_Data records:_

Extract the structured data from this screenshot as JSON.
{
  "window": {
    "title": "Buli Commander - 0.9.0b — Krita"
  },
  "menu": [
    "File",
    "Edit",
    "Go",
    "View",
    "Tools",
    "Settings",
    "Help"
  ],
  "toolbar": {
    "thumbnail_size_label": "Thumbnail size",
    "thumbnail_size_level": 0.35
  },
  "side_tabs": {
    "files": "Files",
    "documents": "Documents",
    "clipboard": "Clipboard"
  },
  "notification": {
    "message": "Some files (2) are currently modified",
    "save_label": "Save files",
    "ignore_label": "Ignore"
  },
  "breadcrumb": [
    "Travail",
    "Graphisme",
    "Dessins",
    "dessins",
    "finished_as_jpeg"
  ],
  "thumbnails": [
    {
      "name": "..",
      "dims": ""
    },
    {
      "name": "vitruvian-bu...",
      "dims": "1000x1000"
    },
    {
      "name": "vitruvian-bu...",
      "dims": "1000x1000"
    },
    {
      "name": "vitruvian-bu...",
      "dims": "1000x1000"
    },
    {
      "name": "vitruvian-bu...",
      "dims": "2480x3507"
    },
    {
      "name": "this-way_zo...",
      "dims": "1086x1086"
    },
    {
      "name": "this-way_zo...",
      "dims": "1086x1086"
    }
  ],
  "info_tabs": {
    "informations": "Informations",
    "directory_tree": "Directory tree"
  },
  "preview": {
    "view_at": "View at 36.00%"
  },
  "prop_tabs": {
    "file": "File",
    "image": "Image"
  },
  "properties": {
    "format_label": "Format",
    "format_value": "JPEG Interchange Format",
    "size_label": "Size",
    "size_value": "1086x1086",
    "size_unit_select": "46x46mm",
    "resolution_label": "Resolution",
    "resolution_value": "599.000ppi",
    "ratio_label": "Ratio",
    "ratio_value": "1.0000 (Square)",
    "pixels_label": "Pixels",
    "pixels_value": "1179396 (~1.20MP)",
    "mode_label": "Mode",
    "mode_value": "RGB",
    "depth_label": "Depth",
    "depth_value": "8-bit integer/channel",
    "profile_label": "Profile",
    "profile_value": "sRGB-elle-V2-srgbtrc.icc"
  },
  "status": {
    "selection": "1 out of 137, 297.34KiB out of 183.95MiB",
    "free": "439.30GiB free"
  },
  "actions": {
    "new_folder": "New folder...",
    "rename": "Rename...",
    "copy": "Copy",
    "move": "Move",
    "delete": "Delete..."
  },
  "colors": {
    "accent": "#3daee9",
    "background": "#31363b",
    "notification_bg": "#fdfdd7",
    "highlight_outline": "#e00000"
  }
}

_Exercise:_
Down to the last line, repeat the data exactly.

_Solution for this task:_
Extract the structured data from this screenshot as JSON.
{
  "window": {
    "title": "Buli Commander - 0.9.0b — Krita"
  },
  "menu": [
    "File",
    "Edit",
    "Go",
    "View",
    "Tools",
    "Settings",
    "Help"
  ],
  "toolbar": {
    "thumbnail_size_label": "Thumbnail size",
    "thumbnail_size_level": 0.35
  },
  "side_tabs": {
    "files": "Files",
    "documents": "Documents",
    "clipboard": "Clipboard"
  },
  "notification": {
    "message": "Some files (2) are currently modified",
    "save_label": "Save files",
    "ignore_label": "Ignore"
  },
  "breadcrumb": [
    "Travail",
    "Graphisme",
    "Dessins",
    "dessins",
    "finished_as_jpeg"
  ],
  "thumbnails": [
    {
      "name": "..",
      "dims": ""
    },
    {
      "name": "vitruvian-bu...",
      "dims": "1000x1000"
    },
    {
      "name": "vitruvian-bu...",
      "dims": "1000x1000"
    },
    {
      "name": "vitruvian-bu...",
      "dims": "1000x1000"
    },
    {
      "name": "vitruvian-bu...",
      "dims": "2480x3507"
    },
    {
      "name": "this-way_zo...",
      "dims": "1086x1086"
    },
    {
      "name": "this-way_zo...",
      "dims": "1086x1086"
    }
  ],
  "info_tabs": {
    "informations": "Informations",
    "directory_tree": "Directory tree"
  },
  "preview": {
    "view_at": "View at 36.00%"
  },
  "prop_tabs": {
    "file": "File",
    "image": "Image"
  },
  "properties": {
    "format_label": "Format",
    "format_value": "JPEG Interchange Format",
    "size_label": "Size",
    "size_value": "1086x1086",
    "size_unit_select": "46x46mm",
    "resolution_label": "Resolution",
    "resolution_value": "599.000ppi",
    "ratio_label": "Ratio",
    "ratio_value": "1.0000 (Square)",
    "pixels_label": "Pixels",
    "pixels_value": "1179396 (~1.20MP)",
    "mode_label": "Mode",
    "mode_value": "RGB",
    "depth_label": "Depth",
    "depth_value": "8-bit integer/channel",
    "profile_label": "Profile",
    "profile_value": "sRGB-elle-V2-srgbtrc.icc"
  },
  "status": {
    "selection": "1 out of 137, 297.34KiB out of 183.95MiB",
    "free": "439.30GiB free"
  },
  "actions": {
    "new_folder": "New folder...",
    "rename": "Rename...",
    "copy": "Copy",
    "move": "Move",
    "delete": "Delete..."
  },
  "colors": {
    "accent": "#3daee9",
    "background": "#31363b",
    "notification_bg": "#fdfdd7",
    "highlight_outline": "#e00000"
  }
}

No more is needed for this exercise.